S and I went to the Cacti and Succulent Show at
After browsing around for a few minutes the organizers announced they were having a raffle and since they had sold few tickets and had lots of plants to give away the odds were good. I bought a ticket and I won! Here are my new additions! The lithop is a Lithop dorotheae and I’m not sure what the tall one is. I’ve been looking at a ton of cacti pictures online and I’ve yet to discover what it is. Any ideas?
By the time S showed up I’d already fallen in love with two more plants this String of Pearls, Senecio rowleyanus, and this triangular succulent, Haworthia viscose, that will begin to spiral as it grows up and sending spirally friends shooting up too. Very exciting!
S thinks the string of pearls looks like an H. P. Lovecraft plant with
Sunday, August 31, 2008
I had a short list of things I wanted. I didn't find what I was looking for so to kill some time I just thought I'd look around. I found something I didn't come in looking for; I found a toad. A big one. With the number of people running around and machines I was worried that it might get crushed. So I picked it up and took it to the register to ask if I could take it to the community garden where I have my plot. The girl at the register freaked out a little. It's possible she'd never seen one before. She was shocked that I would touch it with my bare hands. "Don't you get warts from toads?" I told her that's a myth, you get warts from viruses. She was also concerned that it might bite. I assured her that toads are not built for that, the worst they can do is pee on you. I asked if she had a box, she didn't but kindly called for someone to bring one. Then the toad did its worst. Oh well.

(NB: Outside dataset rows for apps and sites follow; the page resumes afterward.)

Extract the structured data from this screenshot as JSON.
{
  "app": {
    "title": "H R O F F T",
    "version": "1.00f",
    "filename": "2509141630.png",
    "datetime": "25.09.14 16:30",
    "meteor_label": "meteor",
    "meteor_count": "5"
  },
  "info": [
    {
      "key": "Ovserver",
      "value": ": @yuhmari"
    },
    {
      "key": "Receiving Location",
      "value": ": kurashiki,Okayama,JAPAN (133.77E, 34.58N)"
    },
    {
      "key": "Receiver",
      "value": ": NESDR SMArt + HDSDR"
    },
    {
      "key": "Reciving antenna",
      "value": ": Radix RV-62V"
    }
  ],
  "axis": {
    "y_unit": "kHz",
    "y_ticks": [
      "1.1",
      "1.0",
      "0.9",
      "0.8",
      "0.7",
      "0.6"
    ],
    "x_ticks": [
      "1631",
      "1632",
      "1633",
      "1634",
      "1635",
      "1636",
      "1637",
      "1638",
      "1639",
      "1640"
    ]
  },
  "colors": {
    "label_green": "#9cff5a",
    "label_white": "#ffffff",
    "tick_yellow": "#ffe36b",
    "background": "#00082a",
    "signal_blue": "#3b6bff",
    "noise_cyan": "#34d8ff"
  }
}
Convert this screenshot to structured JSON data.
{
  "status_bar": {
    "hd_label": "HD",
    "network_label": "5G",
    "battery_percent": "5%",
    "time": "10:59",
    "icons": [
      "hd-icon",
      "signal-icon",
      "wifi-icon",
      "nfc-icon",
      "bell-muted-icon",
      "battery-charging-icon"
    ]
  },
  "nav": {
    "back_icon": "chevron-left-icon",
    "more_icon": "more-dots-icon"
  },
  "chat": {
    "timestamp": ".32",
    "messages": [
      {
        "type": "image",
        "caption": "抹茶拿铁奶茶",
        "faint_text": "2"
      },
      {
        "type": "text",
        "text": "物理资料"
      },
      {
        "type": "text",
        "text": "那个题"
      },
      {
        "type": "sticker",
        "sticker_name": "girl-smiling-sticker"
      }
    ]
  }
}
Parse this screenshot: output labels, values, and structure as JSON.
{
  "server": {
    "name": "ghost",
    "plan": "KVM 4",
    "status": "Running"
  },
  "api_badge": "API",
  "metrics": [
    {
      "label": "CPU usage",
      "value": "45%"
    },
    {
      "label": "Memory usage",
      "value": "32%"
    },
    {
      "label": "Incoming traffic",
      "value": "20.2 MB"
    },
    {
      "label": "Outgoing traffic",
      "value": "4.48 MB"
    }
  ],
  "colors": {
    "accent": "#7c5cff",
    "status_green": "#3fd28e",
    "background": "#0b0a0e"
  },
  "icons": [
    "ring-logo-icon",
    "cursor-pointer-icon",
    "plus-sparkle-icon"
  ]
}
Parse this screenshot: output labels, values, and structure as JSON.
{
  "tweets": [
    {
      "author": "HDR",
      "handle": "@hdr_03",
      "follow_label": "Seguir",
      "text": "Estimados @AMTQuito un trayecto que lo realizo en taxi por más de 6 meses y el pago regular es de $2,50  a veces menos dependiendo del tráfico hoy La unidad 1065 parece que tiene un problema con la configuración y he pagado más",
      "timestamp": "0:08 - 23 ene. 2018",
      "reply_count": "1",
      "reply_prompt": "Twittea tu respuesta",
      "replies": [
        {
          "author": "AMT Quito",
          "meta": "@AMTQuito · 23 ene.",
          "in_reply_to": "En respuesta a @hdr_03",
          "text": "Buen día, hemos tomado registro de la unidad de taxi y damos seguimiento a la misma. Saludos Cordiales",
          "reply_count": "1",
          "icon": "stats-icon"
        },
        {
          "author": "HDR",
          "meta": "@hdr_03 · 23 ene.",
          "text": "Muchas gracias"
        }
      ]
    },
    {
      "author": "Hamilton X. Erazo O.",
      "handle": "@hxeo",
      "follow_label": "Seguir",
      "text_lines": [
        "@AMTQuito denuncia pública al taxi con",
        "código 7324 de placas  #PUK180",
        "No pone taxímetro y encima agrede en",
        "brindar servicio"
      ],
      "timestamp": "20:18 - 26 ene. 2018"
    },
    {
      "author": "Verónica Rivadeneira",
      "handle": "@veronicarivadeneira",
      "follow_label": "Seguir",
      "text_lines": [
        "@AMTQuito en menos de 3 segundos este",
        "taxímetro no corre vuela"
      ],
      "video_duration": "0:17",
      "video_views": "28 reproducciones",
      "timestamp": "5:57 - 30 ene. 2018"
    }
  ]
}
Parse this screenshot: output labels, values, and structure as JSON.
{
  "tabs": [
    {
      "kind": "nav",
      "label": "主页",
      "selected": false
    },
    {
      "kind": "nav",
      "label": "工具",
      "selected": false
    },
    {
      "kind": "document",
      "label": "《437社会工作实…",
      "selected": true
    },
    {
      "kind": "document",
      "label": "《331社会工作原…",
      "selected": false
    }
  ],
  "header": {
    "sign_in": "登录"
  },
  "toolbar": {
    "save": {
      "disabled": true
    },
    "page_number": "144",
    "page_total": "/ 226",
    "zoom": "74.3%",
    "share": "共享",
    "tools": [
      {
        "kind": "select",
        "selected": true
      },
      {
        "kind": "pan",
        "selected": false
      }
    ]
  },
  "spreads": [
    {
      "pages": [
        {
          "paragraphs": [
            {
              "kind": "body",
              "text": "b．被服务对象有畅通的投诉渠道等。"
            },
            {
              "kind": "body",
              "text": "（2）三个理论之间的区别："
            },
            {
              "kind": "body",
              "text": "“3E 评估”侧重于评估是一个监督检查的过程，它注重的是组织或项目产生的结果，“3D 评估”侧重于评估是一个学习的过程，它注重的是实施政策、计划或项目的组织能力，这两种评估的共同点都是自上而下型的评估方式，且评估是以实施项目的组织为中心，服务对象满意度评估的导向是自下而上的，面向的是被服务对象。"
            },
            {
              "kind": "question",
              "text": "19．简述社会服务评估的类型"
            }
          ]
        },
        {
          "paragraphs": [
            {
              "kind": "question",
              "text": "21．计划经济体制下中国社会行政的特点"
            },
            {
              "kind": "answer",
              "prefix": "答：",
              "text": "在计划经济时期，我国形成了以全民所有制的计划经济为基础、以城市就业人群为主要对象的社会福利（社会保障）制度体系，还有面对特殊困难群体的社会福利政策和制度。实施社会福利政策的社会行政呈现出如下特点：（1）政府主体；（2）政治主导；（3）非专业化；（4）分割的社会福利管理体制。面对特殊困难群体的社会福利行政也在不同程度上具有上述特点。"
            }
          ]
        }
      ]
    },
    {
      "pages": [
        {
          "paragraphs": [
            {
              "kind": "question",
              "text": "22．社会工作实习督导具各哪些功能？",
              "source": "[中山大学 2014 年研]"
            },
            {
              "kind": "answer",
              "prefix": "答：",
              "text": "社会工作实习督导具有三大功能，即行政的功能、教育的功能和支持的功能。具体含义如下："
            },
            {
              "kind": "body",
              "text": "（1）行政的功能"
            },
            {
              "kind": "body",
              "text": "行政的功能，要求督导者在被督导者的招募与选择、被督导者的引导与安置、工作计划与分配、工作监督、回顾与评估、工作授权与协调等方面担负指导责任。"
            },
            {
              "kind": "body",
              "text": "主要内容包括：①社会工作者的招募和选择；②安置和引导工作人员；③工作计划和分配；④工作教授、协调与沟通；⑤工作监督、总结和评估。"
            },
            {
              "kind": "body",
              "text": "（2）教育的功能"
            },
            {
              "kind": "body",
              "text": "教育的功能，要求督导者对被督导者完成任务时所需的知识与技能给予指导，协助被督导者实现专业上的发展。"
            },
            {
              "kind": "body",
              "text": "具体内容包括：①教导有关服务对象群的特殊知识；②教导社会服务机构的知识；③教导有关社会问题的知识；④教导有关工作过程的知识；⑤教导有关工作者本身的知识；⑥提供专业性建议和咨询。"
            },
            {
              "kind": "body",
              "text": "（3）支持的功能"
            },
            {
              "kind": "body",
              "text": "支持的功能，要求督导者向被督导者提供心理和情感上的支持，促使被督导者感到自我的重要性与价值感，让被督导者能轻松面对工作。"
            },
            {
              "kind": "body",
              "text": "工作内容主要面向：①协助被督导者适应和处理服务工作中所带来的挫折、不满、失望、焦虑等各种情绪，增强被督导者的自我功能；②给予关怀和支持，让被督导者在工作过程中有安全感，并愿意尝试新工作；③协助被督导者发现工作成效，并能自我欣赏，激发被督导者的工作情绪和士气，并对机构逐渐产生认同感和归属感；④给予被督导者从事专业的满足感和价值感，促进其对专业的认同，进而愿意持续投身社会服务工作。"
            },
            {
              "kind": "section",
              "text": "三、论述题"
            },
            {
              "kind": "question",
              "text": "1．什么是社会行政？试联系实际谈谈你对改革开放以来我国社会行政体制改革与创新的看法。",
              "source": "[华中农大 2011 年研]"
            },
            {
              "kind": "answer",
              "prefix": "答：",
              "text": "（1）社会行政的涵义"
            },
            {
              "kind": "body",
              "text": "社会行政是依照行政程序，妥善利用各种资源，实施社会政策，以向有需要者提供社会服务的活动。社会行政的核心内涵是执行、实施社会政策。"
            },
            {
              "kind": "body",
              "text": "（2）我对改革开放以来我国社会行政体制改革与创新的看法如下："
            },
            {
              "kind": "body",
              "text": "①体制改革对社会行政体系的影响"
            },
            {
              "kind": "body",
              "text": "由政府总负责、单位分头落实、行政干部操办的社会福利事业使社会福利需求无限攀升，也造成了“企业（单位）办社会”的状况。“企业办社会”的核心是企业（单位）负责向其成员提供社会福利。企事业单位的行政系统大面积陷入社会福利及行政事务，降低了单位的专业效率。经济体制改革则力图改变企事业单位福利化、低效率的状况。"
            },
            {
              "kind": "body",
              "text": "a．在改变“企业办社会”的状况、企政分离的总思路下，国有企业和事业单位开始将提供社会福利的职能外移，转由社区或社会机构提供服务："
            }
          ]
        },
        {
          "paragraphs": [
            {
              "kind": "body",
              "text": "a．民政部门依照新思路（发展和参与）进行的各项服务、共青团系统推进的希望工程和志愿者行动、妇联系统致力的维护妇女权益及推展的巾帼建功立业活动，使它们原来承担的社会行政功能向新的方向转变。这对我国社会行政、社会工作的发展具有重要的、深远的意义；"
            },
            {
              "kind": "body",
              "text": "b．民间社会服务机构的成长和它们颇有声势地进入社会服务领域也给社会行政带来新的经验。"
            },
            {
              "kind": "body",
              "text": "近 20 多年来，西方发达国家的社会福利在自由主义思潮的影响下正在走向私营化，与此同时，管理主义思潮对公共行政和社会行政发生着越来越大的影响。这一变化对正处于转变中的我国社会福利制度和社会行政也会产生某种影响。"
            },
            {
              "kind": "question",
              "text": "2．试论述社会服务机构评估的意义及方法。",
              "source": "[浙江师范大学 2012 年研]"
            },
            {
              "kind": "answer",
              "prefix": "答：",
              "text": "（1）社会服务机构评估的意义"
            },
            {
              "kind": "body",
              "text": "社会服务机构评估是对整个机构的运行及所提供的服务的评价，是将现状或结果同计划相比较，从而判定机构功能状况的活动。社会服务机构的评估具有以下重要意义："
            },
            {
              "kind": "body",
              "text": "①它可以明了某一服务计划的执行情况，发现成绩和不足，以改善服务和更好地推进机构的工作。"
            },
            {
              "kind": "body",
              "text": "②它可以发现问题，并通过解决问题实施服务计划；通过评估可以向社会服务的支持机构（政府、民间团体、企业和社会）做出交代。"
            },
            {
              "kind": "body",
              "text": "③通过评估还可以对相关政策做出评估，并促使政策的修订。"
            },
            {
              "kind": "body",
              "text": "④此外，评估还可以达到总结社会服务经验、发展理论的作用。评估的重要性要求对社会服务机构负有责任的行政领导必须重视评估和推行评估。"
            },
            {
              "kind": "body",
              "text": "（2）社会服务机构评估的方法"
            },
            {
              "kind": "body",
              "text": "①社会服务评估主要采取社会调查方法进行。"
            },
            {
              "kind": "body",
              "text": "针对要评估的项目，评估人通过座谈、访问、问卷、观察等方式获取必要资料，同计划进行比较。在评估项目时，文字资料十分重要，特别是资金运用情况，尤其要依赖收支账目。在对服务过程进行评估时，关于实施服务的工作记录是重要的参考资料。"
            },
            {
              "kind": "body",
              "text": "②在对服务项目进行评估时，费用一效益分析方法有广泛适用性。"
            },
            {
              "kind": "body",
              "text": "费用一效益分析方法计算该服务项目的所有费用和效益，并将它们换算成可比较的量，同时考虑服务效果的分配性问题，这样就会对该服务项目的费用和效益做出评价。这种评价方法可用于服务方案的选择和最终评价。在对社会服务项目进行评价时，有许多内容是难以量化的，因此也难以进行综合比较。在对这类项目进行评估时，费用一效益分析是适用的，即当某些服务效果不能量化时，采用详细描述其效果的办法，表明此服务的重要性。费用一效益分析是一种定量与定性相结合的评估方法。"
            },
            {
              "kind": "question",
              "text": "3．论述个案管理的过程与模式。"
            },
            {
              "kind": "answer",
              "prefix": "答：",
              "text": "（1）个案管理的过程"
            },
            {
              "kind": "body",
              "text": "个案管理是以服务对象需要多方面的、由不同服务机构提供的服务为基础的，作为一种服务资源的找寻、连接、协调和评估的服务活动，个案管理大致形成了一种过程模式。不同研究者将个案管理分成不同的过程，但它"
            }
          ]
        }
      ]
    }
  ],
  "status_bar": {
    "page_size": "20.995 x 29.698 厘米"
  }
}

A few other employees showed up, apparently they all knew this toad very well. They had pictures of each other with this guy on all their cell phones. They asked me a lot of questions and I did my best to assure them that the garden was a safe place with lots of bugs to eat, and safe places to hang out. I gave them my phone number and the location of the community garden. They were reluctant to see him go but they were concerned that he might get squished. Apparently they get a fair number of toads and frogs and they never know what to do with them. Hopefully they'll call me and the garden can be a toad/frog sanctuary.
Can you find the toad in this picture?